Evidence for the reversible phosphorylation control of metabolism during prolonged environmental stress

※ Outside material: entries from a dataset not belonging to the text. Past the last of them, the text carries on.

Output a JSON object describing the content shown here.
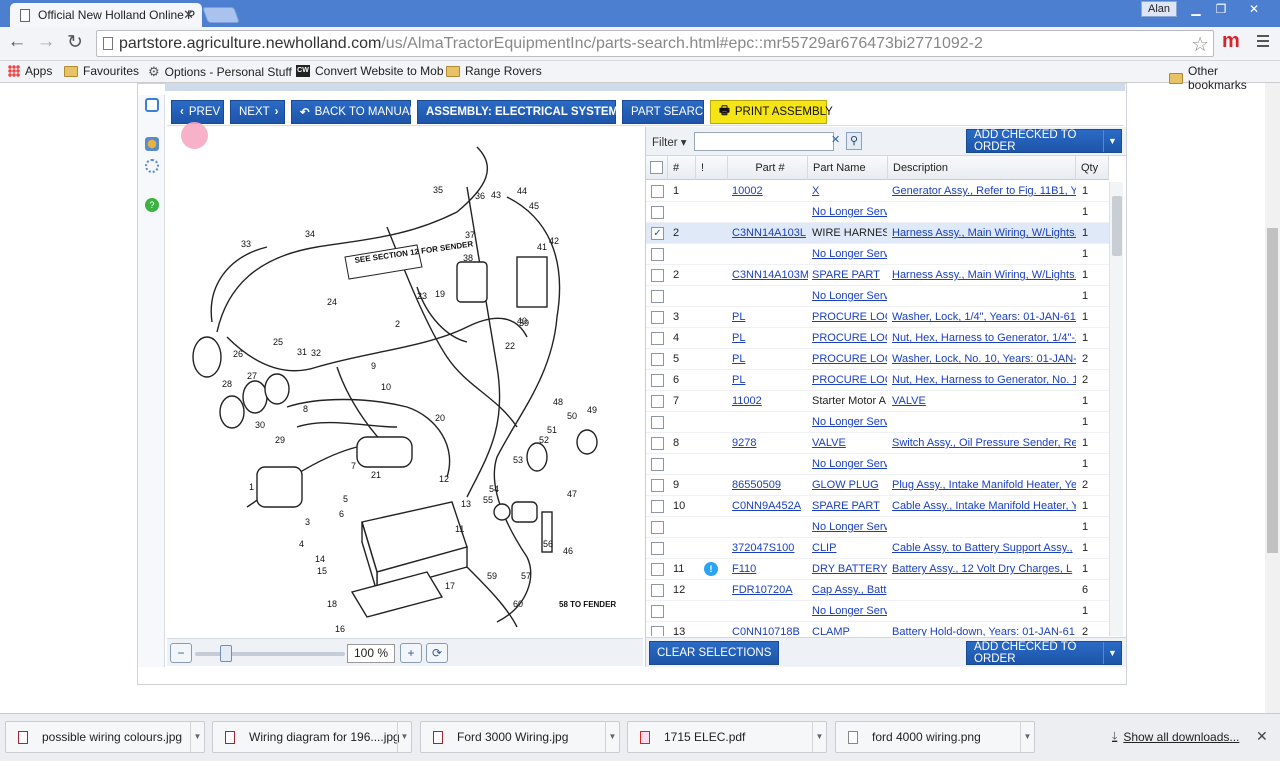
{
  "browser": {
    "tab_title": "Official New Holland Online P",
    "user_label": "Alan",
    "url_host": "partstore.agriculture.newholland.com",
    "url_path": "/us/AlmaTractorEquipmentInc/parts-search.html#epc::mr55729ar676473bi2771092-2",
    "bookmarks": [
      "Apps",
      "Favourites",
      "Options - Personal Stuff",
      "Convert Website to Mob",
      "Range Rovers"
    ],
    "other_bookmarks": "Other bookmarks"
  },
  "toolbar": {
    "prev": "PREV",
    "next": "NEXT",
    "back_to_manual": "BACK TO MANUAL",
    "assembly": "ASSEMBLY: ELECTRICAL SYSTEM...",
    "part_search": "PART SEARCH",
    "print_assembly": "PRINT ASSEMBLY"
  },
  "zoom": {
    "value": "100 %",
    "slider_level": 0.2
  },
  "panel": {
    "filter_label": "Filter",
    "add_checked": "ADD CHECKED TO ORDER",
    "clear_selections": "CLEAR SELECTIONS",
    "columns": [
      "#",
      "!",
      "Part #",
      "Part Name",
      "Description",
      "Qty"
    ],
    "rows": [
      {
        "checked": false,
        "num": "1",
        "info": false,
        "part": "10002",
        "name": "X",
        "name_link": true,
        "desc": "Generator Assy., Refer to Fig. 11B1, Y",
        "qty": "1"
      },
      {
        "checked": false,
        "num": "",
        "info": false,
        "part": "",
        "name": "No Longer Serv",
        "name_link": true,
        "desc": "",
        "qty": "1"
      },
      {
        "checked": true,
        "num": "2",
        "info": false,
        "part": "C3NN14A103L",
        "name": "WIRE HARNESS",
        "name_link": false,
        "desc": "Harness Assy., Main Wiring, W/Lights,",
        "qty": "1"
      },
      {
        "checked": false,
        "num": "",
        "info": false,
        "part": "",
        "name": "No Longer Serv",
        "name_link": true,
        "desc": "",
        "qty": "1"
      },
      {
        "checked": false,
        "num": "2",
        "info": false,
        "part": "C3NN14A103M",
        "name": "SPARE PART",
        "name_link": true,
        "desc": "Harness Assy., Main Wiring, W/Lights,",
        "qty": "1"
      },
      {
        "checked": false,
        "num": "",
        "info": false,
        "part": "",
        "name": "No Longer Serv",
        "name_link": true,
        "desc": "",
        "qty": "1"
      },
      {
        "checked": false,
        "num": "3",
        "info": false,
        "part": "PL",
        "name": "PROCURE LOC",
        "name_link": true,
        "desc": "Washer, Lock, 1/4\", Years: 01-JAN-61",
        "qty": "1"
      },
      {
        "checked": false,
        "num": "4",
        "info": false,
        "part": "PL",
        "name": "PROCURE LOC",
        "name_link": true,
        "desc": "Nut, Hex, Harness to Generator, 1/4\"-2",
        "qty": "1"
      },
      {
        "checked": false,
        "num": "5",
        "info": false,
        "part": "PL",
        "name": "PROCURE LOC",
        "name_link": true,
        "desc": "Washer, Lock, No. 10, Years: 01-JAN-",
        "qty": "2"
      },
      {
        "checked": false,
        "num": "6",
        "info": false,
        "part": "PL",
        "name": "PROCURE LOC",
        "name_link": true,
        "desc": "Nut, Hex, Harness to Generator, No. 1(",
        "qty": "2"
      },
      {
        "checked": false,
        "num": "7",
        "info": false,
        "part": "11002",
        "name": "Starter Motor A",
        "name_link": false,
        "desc": "VALVE",
        "qty": "1"
      },
      {
        "checked": false,
        "num": "",
        "info": false,
        "part": "",
        "name": "No Longer Serv",
        "name_link": true,
        "desc": "",
        "qty": "1"
      },
      {
        "checked": false,
        "num": "8",
        "info": false,
        "part": "9278",
        "name": "VALVE",
        "name_link": true,
        "desc": "Switch Assy., Oil Pressure Sender, Re",
        "qty": "1"
      },
      {
        "checked": false,
        "num": "",
        "info": false,
        "part": "",
        "name": "No Longer Serv",
        "name_link": true,
        "desc": "",
        "qty": "1"
      },
      {
        "checked": false,
        "num": "9",
        "info": false,
        "part": "86550509",
        "name": "GLOW PLUG",
        "name_link": true,
        "desc": "Plug Assy., Intake Manifold Heater, Yea",
        "qty": "2"
      },
      {
        "checked": false,
        "num": "10",
        "info": false,
        "part": "C0NN9A452A",
        "name": "SPARE PART",
        "name_link": true,
        "desc": "Cable Assy., Intake Manifold Heater, Y",
        "qty": "1"
      },
      {
        "checked": false,
        "num": "",
        "info": false,
        "part": "",
        "name": "No Longer Serv",
        "name_link": true,
        "desc": "",
        "qty": "1"
      },
      {
        "checked": false,
        "num": "",
        "info": false,
        "part": "372047S100",
        "name": "CLIP",
        "name_link": true,
        "desc": "Cable Assy. to Battery Support Assy.,",
        "qty": "1"
      },
      {
        "checked": false,
        "num": "11",
        "info": true,
        "part": "F110",
        "name": "DRY BATTERY",
        "name_link": true,
        "desc": "Battery Assy., 12 Volt Dry Charges, L",
        "qty": "1"
      },
      {
        "checked": false,
        "num": "12",
        "info": false,
        "part": "FDR10720A",
        "name": "Cap Assy., Batt",
        "name_link": true,
        "desc": "",
        "qty": "6"
      },
      {
        "checked": false,
        "num": "",
        "info": false,
        "part": "",
        "name": "No Longer Serv",
        "name_link": true,
        "desc": "",
        "qty": "1"
      },
      {
        "checked": false,
        "num": "13",
        "info": false,
        "part": "C0NN10718B",
        "name": "CLAMP",
        "name_link": true,
        "desc": "Battery Hold-down, Years: 01-JAN-61",
        "qty": "2"
      }
    ]
  },
  "diagram": {
    "callouts": [
      "1",
      "2",
      "3",
      "4",
      "5",
      "6",
      "7",
      "8",
      "9",
      "10",
      "11",
      "12",
      "13",
      "14",
      "15",
      "16",
      "17",
      "18",
      "19",
      "20",
      "21",
      "22",
      "23",
      "24",
      "25",
      "26",
      "27",
      "28",
      "29",
      "30",
      "31",
      "32",
      "33",
      "34",
      "35",
      "36",
      "37",
      "38",
      "39",
      "40",
      "41",
      "42",
      "43",
      "44",
      "45",
      "46",
      "47",
      "48",
      "49",
      "50",
      "51",
      "52",
      "53",
      "54",
      "55",
      "56",
      "57",
      "58",
      "59",
      "60"
    ],
    "note": "SEE SECTION 12 FOR SENDER",
    "to_fender": "58 TO FENDER"
  },
  "downloads": {
    "items": [
      "possible wiring colours.jpg",
      "Wiring diagram for 196....jpg",
      "Ford 3000 Wiring.jpg",
      "1715 ELEC.pdf",
      "ford 4000 wiring.png"
    ],
    "show_all": "Show all downloads..."
  }
}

I hypothesized that the environmental conditions endured during estivation in the spadefoot toad, Scaphiopus couchii, would dramatically affect metabolism and metabolic regulation in toad organs, and that reversible protein phosphorylation is important in the control of the necessary metabolic adaptations. Enzyme activities in tissues of control versus 2 month estivated toads revealed that glycolysis and ketone body metabolism dropped in liver, and that amino acid catabolism and NADPH production increased in brain and muscle. The influence of urea, which can build to 300 mM in estivating toads to aid desiccation resistance, was assessed on liver and muscle enzymes. Although known as a protein denaturant, urea had little effect on toad enzymes, being less disruptive of enzyme activities than 300 mM KCl. Estivation led to significant changes in the kinetic properties of both pyruvate kinase and phosphofructokinase that were mediated by reversible phosphorylation. To explore this mode of metabolic regulation, estivation effects on the activities of multiple protein kinases and protein phosphatases were studied. Protein kinase A (PKA) activities dropped in all tissues, and dormancy strongly affected type-1 and type-2 protein phosphatases. Estivation effects on the isozyme types, activities and distribution of protein tyrosine kinases (PTKs) and phosphatases (PTPs) revealed three major forms of PTKs and four PTPs in muscle and overall activities of PTKs decreased during estivation in the soluble fractions of liver, lung, and leg muscle, with the opposite pattern in heart. PTP activity in soluble fractions of gut, heart, and leg muscle also increased in estivation. Tissue specific changes in the enzyme activities and protein levels of mitogen-activated protein kinases (including Raf-1, ERK 1 & 2, MAPKAPK-1, JNK, p38) also occurred during estivation as did levels of various transcription factors (ATF-2, Elk-1, Egr-1, CREB). Involvement of these kinases and transcription factors implicates tissue-specific changes in gene expression during estivation and together with estivation-induced reversible phosphorylation of enzymes indicates that widespread, coordinated controls are used to readjust metabolism for the needs of the estivating state including metabolic rate depression, desiccation tolerance and long term starvation.